Attention describes being able to concentrate for a long time, being able to stay focused on one task without being distracted, being able to divide your attention between multiple tasks (for example, listening while completing an activity), and being able to switch your attention between different ideas (for example, shifting your thinking to a new task or activity easily).
Many students with disability have challenges with attention. This includes those with intellectual disability, specific learning disability, attention-deficit/hyperactivity disorder, and students on the autism spectrum.
Each student is unique, and so they may have different levels of attention. For example, some students may be able to concentrate on a single activity for a long time, but have difficulty dividing their attention between two tasks. Others may have difficulty concentrating for a long time and need frequent breaks or change of activities to keep them interested.
School Excellence Framework alignment
Wellbeing, Effective classroom practice
Australian Professional Standards for Teachers alignment

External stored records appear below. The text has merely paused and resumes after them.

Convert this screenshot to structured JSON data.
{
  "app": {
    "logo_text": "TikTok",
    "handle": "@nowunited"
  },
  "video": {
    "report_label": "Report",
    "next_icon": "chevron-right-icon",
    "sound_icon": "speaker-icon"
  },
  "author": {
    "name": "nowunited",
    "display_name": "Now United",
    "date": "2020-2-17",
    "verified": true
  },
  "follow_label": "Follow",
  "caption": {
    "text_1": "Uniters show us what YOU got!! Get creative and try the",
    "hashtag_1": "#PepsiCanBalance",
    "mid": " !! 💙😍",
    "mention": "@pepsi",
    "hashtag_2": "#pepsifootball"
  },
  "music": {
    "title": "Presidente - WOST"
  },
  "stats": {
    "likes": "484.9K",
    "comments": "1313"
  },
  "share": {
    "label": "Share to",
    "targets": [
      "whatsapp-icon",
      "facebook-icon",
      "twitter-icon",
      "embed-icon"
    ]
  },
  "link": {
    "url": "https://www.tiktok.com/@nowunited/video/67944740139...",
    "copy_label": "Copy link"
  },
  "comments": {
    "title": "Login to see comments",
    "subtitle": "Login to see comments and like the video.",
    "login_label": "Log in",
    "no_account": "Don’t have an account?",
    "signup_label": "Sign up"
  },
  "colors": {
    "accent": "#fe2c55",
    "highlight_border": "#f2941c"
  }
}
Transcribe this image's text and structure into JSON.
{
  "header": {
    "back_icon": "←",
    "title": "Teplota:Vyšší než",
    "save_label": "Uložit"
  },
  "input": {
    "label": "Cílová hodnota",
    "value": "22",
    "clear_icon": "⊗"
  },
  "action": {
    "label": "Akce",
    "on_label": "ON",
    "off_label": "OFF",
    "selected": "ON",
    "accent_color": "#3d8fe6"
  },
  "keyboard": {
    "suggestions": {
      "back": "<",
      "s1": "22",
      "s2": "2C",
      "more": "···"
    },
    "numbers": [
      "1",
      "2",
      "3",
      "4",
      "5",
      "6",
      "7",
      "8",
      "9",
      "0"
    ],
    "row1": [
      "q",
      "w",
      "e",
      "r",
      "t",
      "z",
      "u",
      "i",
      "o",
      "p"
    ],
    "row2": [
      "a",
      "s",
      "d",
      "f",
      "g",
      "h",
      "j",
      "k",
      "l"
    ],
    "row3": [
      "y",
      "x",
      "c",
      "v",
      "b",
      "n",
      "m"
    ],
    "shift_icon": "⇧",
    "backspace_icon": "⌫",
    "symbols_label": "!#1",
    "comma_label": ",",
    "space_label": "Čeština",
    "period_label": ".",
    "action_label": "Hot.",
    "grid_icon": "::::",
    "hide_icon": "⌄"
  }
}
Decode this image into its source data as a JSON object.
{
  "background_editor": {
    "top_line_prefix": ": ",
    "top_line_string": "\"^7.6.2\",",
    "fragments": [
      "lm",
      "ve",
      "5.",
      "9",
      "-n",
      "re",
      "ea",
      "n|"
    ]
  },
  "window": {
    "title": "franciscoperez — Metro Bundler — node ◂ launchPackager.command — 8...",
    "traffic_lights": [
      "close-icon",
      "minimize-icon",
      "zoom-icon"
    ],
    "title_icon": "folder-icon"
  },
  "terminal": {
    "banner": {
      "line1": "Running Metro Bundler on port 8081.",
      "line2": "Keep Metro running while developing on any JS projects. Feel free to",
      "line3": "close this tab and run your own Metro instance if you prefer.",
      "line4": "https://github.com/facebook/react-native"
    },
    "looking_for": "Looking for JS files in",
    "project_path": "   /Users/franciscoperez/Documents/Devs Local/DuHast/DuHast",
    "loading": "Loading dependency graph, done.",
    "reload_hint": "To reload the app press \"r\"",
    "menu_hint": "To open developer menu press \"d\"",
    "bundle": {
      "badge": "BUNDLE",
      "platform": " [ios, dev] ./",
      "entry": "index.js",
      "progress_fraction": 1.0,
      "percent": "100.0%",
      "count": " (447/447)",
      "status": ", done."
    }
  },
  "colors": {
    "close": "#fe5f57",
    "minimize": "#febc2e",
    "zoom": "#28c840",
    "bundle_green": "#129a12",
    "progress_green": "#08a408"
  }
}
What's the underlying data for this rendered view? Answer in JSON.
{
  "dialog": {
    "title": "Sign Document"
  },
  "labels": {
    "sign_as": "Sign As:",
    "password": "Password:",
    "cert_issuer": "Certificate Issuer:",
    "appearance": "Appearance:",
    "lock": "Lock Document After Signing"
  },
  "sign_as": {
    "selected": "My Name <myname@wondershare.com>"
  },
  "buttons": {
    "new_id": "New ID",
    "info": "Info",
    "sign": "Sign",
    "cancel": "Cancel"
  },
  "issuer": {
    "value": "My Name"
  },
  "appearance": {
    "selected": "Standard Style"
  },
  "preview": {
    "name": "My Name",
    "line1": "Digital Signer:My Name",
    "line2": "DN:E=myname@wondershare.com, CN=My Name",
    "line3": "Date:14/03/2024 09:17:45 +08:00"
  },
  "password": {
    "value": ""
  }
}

Standard 1: Know students and how they learn
This resource includes a range of strategies for teachers to support students with attention challenges. Including: Evidence-based practice, best practice tips and other considerations.
November 2021. Share your feedback here